[What the task requires]
Search the listing below for the string "data" and show each line that contains it.

[Extracted material]

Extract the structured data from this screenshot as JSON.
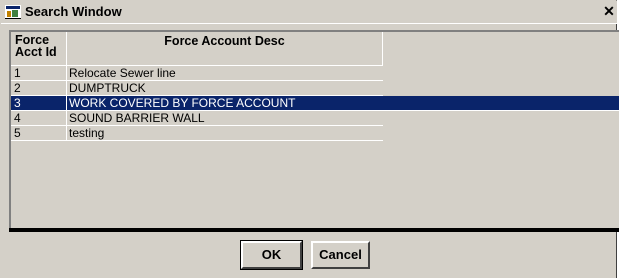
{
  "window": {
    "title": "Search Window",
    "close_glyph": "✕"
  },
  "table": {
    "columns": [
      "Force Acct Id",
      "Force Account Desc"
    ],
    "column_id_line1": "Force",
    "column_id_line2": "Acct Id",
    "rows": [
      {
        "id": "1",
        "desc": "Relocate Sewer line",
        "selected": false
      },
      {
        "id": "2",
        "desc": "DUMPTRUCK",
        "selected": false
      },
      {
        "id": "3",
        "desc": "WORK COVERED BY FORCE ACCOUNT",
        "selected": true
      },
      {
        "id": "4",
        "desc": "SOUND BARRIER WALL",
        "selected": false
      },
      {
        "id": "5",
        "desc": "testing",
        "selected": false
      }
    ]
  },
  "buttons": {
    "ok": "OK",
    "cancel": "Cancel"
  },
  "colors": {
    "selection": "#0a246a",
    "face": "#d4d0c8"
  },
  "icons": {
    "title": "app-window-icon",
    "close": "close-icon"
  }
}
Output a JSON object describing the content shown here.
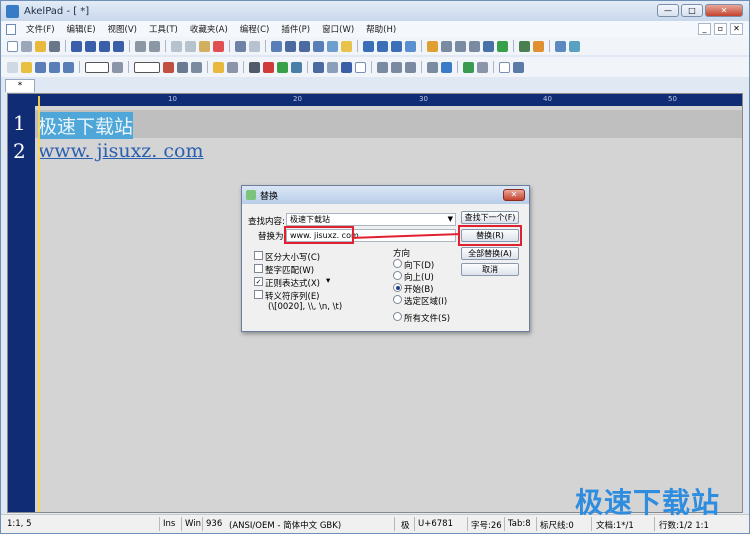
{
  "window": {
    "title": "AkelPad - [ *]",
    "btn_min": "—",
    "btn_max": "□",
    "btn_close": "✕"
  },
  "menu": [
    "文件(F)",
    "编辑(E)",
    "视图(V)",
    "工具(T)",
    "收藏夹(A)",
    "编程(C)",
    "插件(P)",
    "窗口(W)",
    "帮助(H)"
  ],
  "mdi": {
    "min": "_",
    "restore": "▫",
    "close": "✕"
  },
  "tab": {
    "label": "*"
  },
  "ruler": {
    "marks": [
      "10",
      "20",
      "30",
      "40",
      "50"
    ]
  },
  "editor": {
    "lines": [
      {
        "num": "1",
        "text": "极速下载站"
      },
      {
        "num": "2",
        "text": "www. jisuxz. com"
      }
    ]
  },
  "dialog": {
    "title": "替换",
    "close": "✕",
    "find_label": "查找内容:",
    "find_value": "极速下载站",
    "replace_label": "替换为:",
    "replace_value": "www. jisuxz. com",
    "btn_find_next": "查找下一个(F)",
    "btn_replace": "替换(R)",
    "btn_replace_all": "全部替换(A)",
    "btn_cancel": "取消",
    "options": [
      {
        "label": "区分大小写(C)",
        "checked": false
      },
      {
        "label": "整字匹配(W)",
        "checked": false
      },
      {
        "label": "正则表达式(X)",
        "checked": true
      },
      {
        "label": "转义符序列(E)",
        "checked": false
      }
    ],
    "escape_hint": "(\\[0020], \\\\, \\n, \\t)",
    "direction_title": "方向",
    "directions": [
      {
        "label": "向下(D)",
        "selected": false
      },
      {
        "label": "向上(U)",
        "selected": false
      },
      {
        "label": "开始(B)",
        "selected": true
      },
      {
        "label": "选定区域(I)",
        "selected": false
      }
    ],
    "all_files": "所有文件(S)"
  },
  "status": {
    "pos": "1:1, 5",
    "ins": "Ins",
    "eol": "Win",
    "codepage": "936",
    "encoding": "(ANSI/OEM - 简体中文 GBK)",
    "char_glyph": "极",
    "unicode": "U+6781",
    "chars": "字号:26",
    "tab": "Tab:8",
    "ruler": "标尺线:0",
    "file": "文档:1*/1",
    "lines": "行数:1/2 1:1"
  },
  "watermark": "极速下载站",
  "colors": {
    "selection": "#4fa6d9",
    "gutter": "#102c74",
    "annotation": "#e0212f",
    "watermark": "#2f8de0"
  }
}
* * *
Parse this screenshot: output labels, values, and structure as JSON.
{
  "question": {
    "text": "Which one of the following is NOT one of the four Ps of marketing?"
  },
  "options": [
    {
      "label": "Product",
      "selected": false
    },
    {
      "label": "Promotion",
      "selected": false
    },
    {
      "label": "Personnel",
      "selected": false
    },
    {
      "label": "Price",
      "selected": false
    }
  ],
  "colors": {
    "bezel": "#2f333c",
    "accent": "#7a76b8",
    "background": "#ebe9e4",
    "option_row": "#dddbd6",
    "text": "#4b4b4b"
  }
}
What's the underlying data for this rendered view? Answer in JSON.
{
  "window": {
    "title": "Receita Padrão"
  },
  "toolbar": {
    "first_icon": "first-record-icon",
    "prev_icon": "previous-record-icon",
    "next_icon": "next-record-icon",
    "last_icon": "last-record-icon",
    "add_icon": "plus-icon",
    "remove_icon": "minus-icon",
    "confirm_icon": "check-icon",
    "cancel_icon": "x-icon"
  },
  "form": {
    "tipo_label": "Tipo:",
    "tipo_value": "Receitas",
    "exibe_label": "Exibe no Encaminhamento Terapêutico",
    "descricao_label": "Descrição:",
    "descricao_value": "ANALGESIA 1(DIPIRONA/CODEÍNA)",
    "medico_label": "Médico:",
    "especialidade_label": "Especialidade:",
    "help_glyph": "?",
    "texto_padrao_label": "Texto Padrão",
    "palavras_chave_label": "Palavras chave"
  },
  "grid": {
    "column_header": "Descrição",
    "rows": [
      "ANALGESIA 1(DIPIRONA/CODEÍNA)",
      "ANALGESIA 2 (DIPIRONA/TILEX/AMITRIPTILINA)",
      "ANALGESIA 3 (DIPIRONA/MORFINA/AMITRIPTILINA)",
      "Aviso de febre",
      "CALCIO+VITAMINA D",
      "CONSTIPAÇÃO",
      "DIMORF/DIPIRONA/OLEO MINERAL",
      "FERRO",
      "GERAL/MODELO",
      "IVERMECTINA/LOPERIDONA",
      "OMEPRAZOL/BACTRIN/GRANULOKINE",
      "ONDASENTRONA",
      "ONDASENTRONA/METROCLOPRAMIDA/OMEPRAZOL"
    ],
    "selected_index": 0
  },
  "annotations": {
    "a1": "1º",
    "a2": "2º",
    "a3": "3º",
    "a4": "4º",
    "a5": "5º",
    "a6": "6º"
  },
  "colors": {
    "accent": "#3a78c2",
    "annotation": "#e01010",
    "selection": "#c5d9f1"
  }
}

[Exercise answer]
Extract the structured data from this screenshot as JSON.
What's the underlying data for this rendered view? Answer in JSON.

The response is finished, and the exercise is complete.